### EXERCISE MATERIALS ###

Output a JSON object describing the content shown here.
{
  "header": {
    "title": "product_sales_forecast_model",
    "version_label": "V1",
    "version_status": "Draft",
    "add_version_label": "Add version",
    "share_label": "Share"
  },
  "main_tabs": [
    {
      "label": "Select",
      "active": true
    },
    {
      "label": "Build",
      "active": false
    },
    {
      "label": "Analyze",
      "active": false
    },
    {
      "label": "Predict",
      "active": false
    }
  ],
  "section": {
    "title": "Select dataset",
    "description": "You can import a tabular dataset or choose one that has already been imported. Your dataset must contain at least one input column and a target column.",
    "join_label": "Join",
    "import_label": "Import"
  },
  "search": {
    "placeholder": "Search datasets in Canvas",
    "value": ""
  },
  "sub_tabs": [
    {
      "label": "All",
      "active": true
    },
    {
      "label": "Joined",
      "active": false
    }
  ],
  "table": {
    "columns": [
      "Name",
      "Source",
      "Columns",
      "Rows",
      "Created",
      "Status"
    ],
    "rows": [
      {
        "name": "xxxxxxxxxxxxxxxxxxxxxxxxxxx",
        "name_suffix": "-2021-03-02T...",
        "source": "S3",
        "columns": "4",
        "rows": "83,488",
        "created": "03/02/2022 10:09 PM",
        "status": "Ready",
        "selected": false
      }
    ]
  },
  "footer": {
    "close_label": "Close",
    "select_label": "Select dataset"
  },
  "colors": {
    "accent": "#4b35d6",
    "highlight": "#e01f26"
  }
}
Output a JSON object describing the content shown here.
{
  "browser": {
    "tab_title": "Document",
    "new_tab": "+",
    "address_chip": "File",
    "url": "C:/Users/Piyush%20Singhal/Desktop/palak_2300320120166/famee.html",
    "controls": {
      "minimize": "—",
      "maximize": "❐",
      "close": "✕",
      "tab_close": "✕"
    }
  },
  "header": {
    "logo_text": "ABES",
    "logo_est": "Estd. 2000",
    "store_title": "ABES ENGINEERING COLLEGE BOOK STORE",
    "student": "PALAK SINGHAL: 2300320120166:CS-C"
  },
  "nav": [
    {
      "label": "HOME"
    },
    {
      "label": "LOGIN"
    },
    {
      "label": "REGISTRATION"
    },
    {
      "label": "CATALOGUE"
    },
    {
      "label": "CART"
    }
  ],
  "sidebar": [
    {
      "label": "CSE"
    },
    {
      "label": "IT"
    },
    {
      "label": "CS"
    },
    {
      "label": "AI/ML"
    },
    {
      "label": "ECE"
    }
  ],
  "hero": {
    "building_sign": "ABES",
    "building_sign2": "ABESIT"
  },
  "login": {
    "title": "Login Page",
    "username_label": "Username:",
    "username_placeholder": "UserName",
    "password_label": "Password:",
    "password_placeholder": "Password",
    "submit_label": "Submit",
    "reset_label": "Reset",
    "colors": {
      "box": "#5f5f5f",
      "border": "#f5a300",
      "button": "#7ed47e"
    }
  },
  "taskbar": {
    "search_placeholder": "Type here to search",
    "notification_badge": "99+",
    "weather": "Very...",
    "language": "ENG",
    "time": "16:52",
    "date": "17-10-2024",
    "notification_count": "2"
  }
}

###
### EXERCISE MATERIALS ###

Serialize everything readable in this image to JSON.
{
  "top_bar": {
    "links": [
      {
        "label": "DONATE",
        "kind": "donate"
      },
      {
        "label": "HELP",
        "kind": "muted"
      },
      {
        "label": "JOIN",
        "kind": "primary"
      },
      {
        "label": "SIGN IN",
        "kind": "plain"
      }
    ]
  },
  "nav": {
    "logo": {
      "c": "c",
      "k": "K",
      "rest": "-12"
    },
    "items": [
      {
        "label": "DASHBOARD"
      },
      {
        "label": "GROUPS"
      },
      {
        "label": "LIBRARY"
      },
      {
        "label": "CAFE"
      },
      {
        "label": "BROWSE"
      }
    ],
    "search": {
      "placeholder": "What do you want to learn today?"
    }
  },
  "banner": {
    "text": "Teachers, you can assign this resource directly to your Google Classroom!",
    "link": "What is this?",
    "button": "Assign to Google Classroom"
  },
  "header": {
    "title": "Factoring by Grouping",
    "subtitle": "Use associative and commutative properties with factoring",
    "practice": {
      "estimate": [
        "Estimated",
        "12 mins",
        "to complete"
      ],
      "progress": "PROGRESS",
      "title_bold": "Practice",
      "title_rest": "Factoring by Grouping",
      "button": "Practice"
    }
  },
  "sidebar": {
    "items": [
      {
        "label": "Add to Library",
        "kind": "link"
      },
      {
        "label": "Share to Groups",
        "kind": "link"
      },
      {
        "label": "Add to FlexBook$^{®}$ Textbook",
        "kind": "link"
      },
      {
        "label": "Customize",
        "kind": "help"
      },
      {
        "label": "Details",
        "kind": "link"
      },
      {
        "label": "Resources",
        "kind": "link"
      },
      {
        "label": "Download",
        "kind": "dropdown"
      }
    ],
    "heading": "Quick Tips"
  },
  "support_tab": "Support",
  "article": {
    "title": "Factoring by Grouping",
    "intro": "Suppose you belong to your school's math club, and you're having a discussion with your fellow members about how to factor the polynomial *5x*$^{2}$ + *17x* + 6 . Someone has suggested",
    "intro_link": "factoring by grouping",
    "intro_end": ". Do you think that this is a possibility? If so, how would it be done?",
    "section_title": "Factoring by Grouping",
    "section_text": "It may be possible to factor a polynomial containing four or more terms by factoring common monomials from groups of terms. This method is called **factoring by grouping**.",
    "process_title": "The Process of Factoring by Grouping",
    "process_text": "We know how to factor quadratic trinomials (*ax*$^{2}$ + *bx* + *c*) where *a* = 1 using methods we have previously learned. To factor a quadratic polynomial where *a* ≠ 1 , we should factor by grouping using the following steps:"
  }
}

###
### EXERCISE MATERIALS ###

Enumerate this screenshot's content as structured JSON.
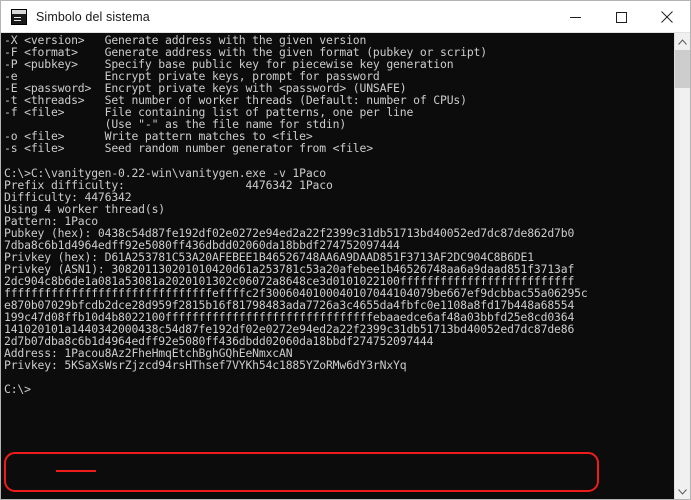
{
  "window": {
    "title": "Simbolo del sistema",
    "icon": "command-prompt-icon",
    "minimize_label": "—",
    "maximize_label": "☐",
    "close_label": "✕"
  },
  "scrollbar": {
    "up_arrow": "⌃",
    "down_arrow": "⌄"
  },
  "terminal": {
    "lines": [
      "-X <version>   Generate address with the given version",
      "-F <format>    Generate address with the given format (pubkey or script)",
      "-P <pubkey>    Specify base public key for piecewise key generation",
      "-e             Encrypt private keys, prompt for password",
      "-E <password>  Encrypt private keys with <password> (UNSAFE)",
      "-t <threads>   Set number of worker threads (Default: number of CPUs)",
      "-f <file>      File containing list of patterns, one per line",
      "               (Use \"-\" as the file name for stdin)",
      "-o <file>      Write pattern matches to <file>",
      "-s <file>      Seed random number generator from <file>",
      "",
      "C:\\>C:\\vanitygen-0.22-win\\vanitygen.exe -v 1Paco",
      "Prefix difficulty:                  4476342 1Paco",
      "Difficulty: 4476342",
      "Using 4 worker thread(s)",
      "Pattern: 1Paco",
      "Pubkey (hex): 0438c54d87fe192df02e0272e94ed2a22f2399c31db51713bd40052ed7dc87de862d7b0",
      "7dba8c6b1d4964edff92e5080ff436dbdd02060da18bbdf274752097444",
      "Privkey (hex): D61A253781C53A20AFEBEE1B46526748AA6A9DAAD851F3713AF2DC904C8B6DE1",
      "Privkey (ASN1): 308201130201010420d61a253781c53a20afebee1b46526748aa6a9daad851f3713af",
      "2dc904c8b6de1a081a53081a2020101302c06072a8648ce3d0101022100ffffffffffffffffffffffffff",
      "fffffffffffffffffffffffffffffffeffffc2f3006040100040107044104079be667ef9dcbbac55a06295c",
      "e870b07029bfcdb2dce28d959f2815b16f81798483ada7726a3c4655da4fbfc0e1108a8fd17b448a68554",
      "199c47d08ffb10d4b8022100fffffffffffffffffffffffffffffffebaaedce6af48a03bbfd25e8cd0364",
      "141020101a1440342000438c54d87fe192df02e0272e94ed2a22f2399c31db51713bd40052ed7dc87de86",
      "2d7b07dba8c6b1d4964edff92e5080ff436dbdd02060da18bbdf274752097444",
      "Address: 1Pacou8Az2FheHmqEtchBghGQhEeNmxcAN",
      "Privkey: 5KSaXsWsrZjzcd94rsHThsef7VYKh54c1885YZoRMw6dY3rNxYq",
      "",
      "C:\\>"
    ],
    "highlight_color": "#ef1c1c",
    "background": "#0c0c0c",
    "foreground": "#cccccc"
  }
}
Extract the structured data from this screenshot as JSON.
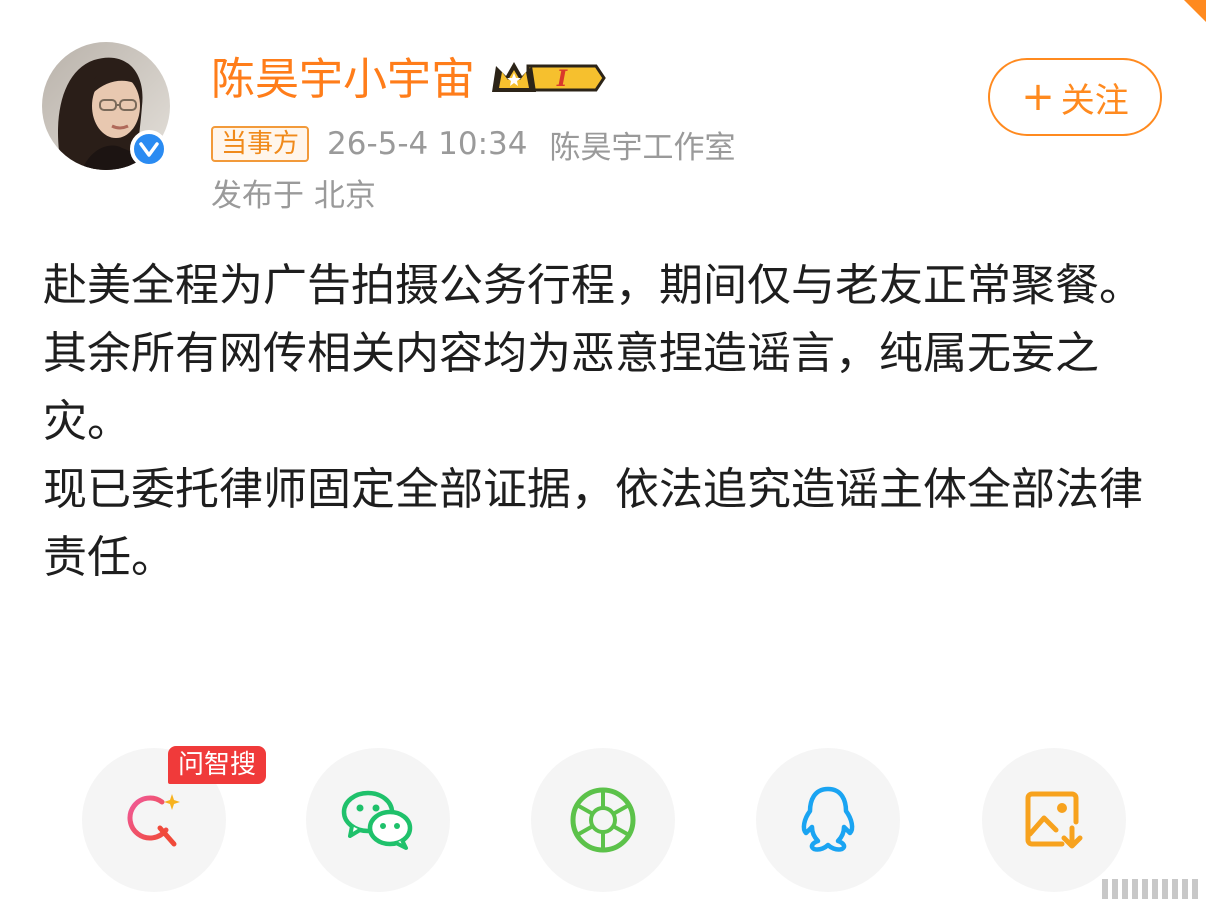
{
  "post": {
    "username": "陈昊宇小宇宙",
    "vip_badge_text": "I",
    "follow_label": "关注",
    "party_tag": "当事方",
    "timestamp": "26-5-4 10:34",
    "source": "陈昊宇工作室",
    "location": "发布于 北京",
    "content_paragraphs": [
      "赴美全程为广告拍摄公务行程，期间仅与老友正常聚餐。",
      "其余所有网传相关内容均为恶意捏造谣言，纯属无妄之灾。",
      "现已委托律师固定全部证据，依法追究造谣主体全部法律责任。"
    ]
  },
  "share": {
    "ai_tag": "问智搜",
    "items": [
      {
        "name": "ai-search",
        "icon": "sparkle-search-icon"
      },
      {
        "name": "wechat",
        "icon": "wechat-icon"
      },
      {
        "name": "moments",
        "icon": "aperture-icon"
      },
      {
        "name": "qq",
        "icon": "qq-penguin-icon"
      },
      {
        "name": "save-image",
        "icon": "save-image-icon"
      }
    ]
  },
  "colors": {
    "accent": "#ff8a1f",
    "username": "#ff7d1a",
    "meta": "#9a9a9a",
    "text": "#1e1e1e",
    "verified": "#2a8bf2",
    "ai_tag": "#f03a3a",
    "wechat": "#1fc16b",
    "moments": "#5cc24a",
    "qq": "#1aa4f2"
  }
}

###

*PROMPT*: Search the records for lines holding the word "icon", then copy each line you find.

*REPLY*:
    "icon": "command-prompt-icon",
        "icon": "sparkle-search-icon"
        "icon": "wechat-icon"
        "icon": "aperture-icon"
        "icon": "qq-penguin-icon"
        "icon": "save-image-icon"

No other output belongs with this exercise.